**What the task asks**
Please write out each entry below exactly as given.

[[ Provided entries, beginning ]]

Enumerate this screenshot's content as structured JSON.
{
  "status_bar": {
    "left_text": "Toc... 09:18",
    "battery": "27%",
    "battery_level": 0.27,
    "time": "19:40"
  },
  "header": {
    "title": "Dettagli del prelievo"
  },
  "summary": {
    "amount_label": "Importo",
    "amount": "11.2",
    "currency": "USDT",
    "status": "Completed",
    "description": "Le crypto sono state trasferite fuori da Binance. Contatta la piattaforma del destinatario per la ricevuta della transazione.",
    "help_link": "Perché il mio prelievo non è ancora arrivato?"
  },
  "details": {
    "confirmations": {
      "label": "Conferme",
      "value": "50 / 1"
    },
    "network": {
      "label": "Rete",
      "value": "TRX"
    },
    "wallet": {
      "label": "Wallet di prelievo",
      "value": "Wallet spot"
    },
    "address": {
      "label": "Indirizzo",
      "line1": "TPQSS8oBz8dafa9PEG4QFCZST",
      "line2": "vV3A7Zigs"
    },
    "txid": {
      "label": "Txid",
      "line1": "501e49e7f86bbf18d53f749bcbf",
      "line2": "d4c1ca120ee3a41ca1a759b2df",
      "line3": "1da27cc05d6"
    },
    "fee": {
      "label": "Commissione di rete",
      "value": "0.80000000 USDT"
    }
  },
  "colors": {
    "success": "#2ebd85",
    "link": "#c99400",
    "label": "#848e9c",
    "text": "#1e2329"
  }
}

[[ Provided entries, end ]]

**Task solution**
Enumerate this screenshot's content as structured JSON.
{
  "status_bar": {
    "left_text": "Toc... 09:18",
    "battery": "27%",
    "battery_level": 0.27,
    "time": "19:40"
  },
  "header": {
    "title": "Dettagli del prelievo"
  },
  "summary": {
    "amount_label": "Importo",
    "amount": "11.2",
    "currency": "USDT",
    "status": "Completed",
    "description": "Le crypto sono state trasferite fuori da Binance. Contatta la piattaforma del destinatario per la ricevuta della transazione.",
    "help_link": "Perché il mio prelievo non è ancora arrivato?"
  },
  "details": {
    "confirmations": {
      "label": "Conferme",
      "value": "50 / 1"
    },
    "network": {
      "label": "Rete",
      "value": "TRX"
    },
    "wallet": {
      "label": "Wallet di prelievo",
      "value": "Wallet spot"
    },
    "address": {
      "label": "Indirizzo",
      "line1": "TPQSS8oBz8dafa9PEG4QFCZST",
      "line2": "vV3A7Zigs"
    },
    "txid": {
      "label": "Txid",
      "line1": "501e49e7f86bbf18d53f749bcbf",
      "line2": "d4c1ca120ee3a41ca1a759b2df",
      "line3": "1da27cc05d6"
    },
    "fee": {
      "label": "Commissione di rete",
      "value": "0.80000000 USDT"
    }
  },
  "colors": {
    "success": "#2ebd85",
    "link": "#c99400",
    "label": "#848e9c",
    "text": "#1e2329"
  }
}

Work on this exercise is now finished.